The Bulls were playing their fourth game in five nights Monday -- and on the same day, they found out that Rose was officially out for the season. Instead of wallowing in their misery, the Bulls came back from a 12-point deficit and even had a chance to win the game before it went into overtime.

The fact that it got to overtime at all is a testament to the fact that Thibodeau, and his players, won't just allow themselves to quit.

The veteran coach simply doesn't believe in mailing anything in. When the topic of the Bulls' front office writing off this season came up before the game, Thibodeau pushed it off the same way he is trying to push away Rose's absence. The 55-year-old coach loves and respects Rose and wants him to get healthy, but he doesn't want his healthy players to cloak themselves in the gloominess that Rose's injury makes fans feel.
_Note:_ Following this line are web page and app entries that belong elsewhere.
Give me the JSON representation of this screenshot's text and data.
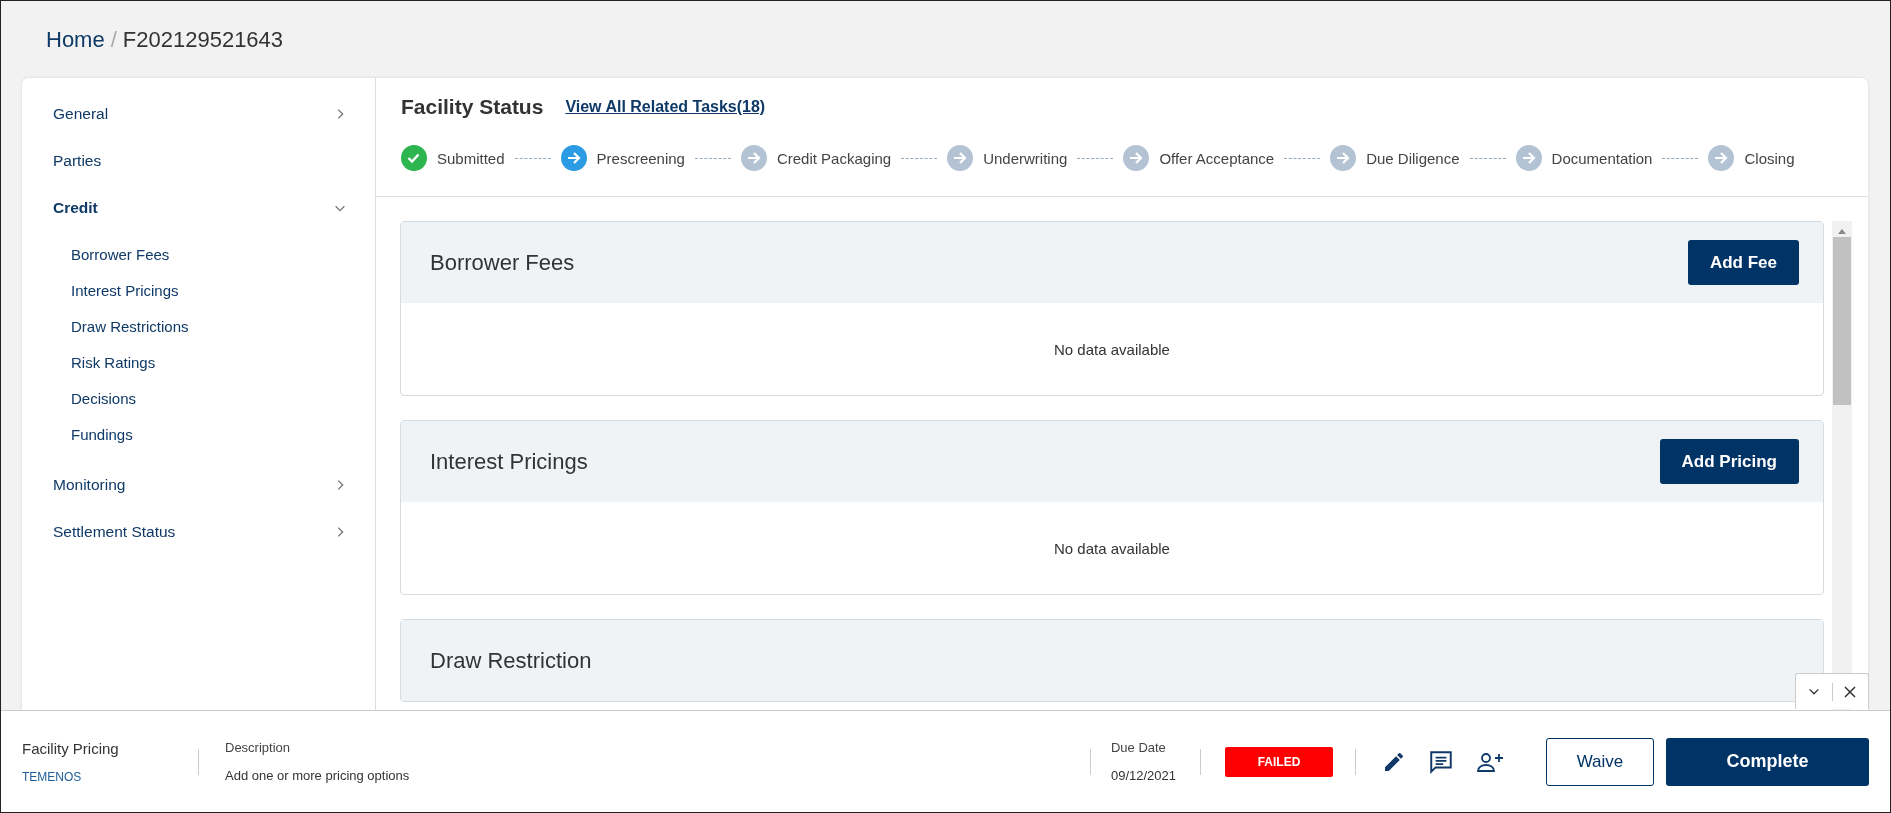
{
  "breadcrumb": {
    "home": "Home",
    "separator": "/",
    "current": "F202129521643"
  },
  "sidebar": {
    "items": [
      {
        "label": "General",
        "expanded": false,
        "selected": false
      },
      {
        "label": "Parties",
        "selected": false
      },
      {
        "label": "Credit",
        "expanded": true,
        "selected": true,
        "children": [
          {
            "label": "Borrower Fees"
          },
          {
            "label": "Interest Pricings"
          },
          {
            "label": "Draw Restrictions"
          },
          {
            "label": "Risk Ratings"
          },
          {
            "label": "Decisions"
          },
          {
            "label": "Fundings"
          }
        ]
      },
      {
        "label": "Monitoring",
        "expanded": false,
        "selected": false
      },
      {
        "label": "Settlement Status",
        "expanded": false,
        "selected": false
      }
    ]
  },
  "facility_status": {
    "title": "Facility Status",
    "link": "View All Related Tasks(18)",
    "steps": [
      {
        "label": "Submitted",
        "completed": true,
        "selected": false
      },
      {
        "label": "Prescreening",
        "completed": false,
        "selected": true
      },
      {
        "label": "Credit Packaging",
        "completed": false,
        "selected": false
      },
      {
        "label": "Underwriting",
        "completed": false,
        "selected": false
      },
      {
        "label": "Offer Acceptance",
        "completed": false,
        "selected": false
      },
      {
        "label": "Due Diligence",
        "completed": false,
        "selected": false
      },
      {
        "label": "Documentation",
        "completed": false,
        "selected": false
      },
      {
        "label": "Closing",
        "completed": false,
        "selected": false
      }
    ]
  },
  "sections": [
    {
      "title": "Borrower Fees",
      "button": "Add Fee",
      "empty_text": "No data available"
    },
    {
      "title": "Interest Pricings",
      "button": "Add Pricing",
      "empty_text": "No data available"
    },
    {
      "title": "Draw Restriction"
    }
  ],
  "task_bar": {
    "title": "Facility Pricing",
    "owner": "TEMENOS",
    "description_label": "Description",
    "description": "Add one or more pricing options",
    "due_label": "Due Date",
    "due_date": "09/12/2021",
    "status": "FAILED",
    "buttons": [
      "Waive",
      "Complete"
    ]
  }
}
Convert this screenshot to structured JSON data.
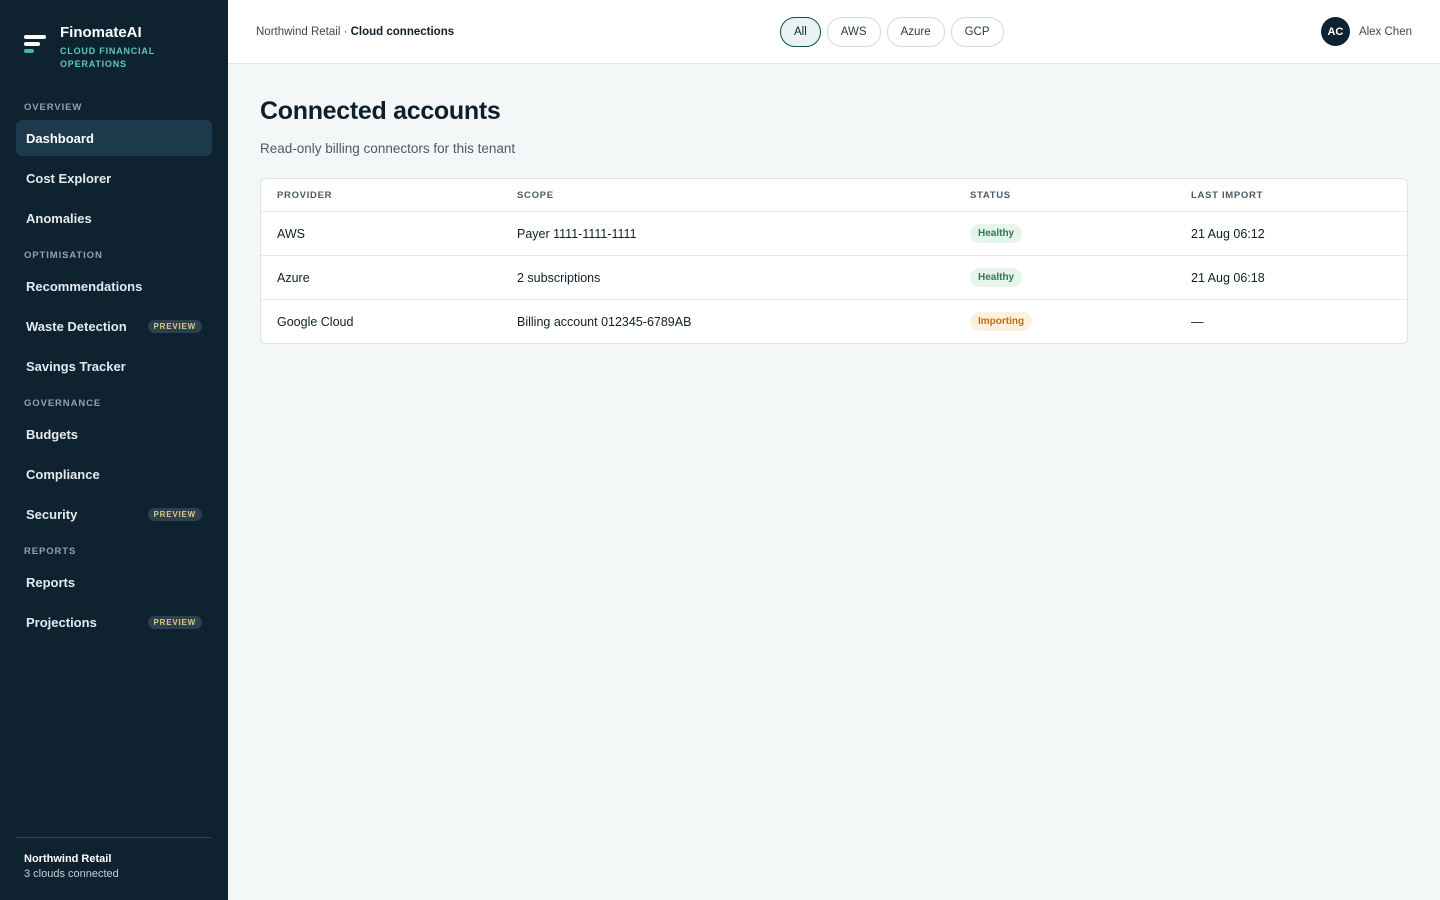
{
  "brand": {
    "name": "FinomateAI",
    "tagline": "CLOUD FINANCIAL OPERATIONS"
  },
  "sidebar": {
    "sections": [
      {
        "title": "OVERVIEW",
        "items": [
          {
            "label": "Dashboard",
            "active": true
          },
          {
            "label": "Cost Explorer"
          },
          {
            "label": "Anomalies"
          }
        ]
      },
      {
        "title": "OPTIMISATION",
        "items": [
          {
            "label": "Recommendations"
          },
          {
            "label": "Waste Detection",
            "badge": "PREVIEW"
          },
          {
            "label": "Savings Tracker"
          }
        ]
      },
      {
        "title": "GOVERNANCE",
        "items": [
          {
            "label": "Budgets"
          },
          {
            "label": "Compliance"
          },
          {
            "label": "Security",
            "badge": "PREVIEW"
          }
        ]
      },
      {
        "title": "REPORTS",
        "items": [
          {
            "label": "Reports"
          },
          {
            "label": "Projections",
            "badge": "PREVIEW"
          }
        ]
      }
    ],
    "footer": {
      "tenant": "Northwind Retail",
      "status": "3 clouds connected"
    }
  },
  "header": {
    "breadcrumb_parent": "Northwind Retail",
    "breadcrumb_separator": " · ",
    "breadcrumb_current": "Cloud connections",
    "filters": [
      {
        "label": "All",
        "active": true
      },
      {
        "label": "AWS"
      },
      {
        "label": "Azure"
      },
      {
        "label": "GCP"
      }
    ],
    "user": {
      "initials": "AC",
      "name": "Alex Chen"
    }
  },
  "main": {
    "title": "Connected accounts",
    "subtitle": "Read-only billing connectors for this tenant",
    "table": {
      "columns": [
        "PROVIDER",
        "SCOPE",
        "STATUS",
        "LAST IMPORT"
      ],
      "rows": [
        {
          "provider": "AWS",
          "scope": "Payer 1111-1111-1111",
          "status": "Healthy",
          "status_kind": "healthy",
          "last_import": "21 Aug 06:12"
        },
        {
          "provider": "Azure",
          "scope": "2 subscriptions",
          "status": "Healthy",
          "status_kind": "healthy",
          "last_import": "21 Aug 06:18"
        },
        {
          "provider": "Google Cloud",
          "scope": "Billing account 012345-6789AB",
          "status": "Importing",
          "status_kind": "importing",
          "last_import": "—"
        }
      ]
    }
  },
  "colors": {
    "sidebar_bg": "#0f2230",
    "accent": "#3fb9a0",
    "healthy": "#2e7a4c",
    "importing": "#c06c14"
  },
  "icons": {
    "brand": "finomate-logo-icon"
  }
}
"My job is to coach the team," Thibodeau said. "Whoever I have on the roster, that's who I'm coaching. Whether Derrick's here or not, that's what they have to do. [The front office has] to always look at the players that are available. They have to study, which they do. And you go from there.

“I love the team that we have; I love the guys that we have in that locker room. I think we have great character, we've got great fight, we've got determination and we love the challenge."

But what if Bulls general manager Gar Forman and executive vice president John Paxson come to Thibodeau later in the season and tell him that the plan in place requires the Bulls to sell off many of their valuable assets?

"They've got to do their job," Thibodeau said. "I don't think about that. I think about what we do have. Their job is to always look at what the possibilities are. That's the nature of this league."

That's also the nature of Thibodeau.

His M.O. since coming to Chicago remains the same: He wants his players to play as hard as they can every time they hit the floor.

That's what he expects from himself, so that's what he expects from his team. That's why the Bulls will never tank under the demanding coach and why the front office will be forced to make a major overhaul if they want the Bulls to go in a different direction. Thibodeau's locker room, even without Rose, is full of too many proud players to think their losing ways will continue all season and they will somehow land in the draft lottery.

"I got to snap out of it," Bulls center Joakim Noah said. "We're human. I think we're disappointed with the way we're playing, disappointed with everything that's been going on. But the games just keep on coming. Personally, I got to snap out of it and be a better leader."

Noah, along with several of his teammates, admitted that the emotional loss of Rose has played a part in the Bulls' recent four-game losing streak. After all, it's not every day you lose one of the best players in the NBA for the second consecutive season. But like Thibodeau, Noah is too proud to stand idle while the Bulls fade off into the distance.

"It's a tough blow," Noah said. "We lost our best player for the year. But we have lots of guys here who are very capable players, and we just got to play with more fire."

The Bulls could make deals and dilute their own talent base for future assets. But with Thibodeau still calling the shots, he will force that group to continue to fight the good fight.

If the Bulls truly wanted to give up on another lost season, the trading of players would be secondary to the trading out of coaches. As long as Thibodeau is in Chicago, he will find a way to make the best out of a bad situation.

"This is the nature of an NBA season," Thibodeau said. "It's not going to be [easy]. We started slowly; we did that together. We won five in a row; we did that together. So now we're struggling; we got to get out of that together.

"And I'll say this again about the team: I think we have the right guys. And I think there's a lot of toughness in that locker room. And we're going to keep pushing and fighting and grinding. And we'll find a way. We'll find a way."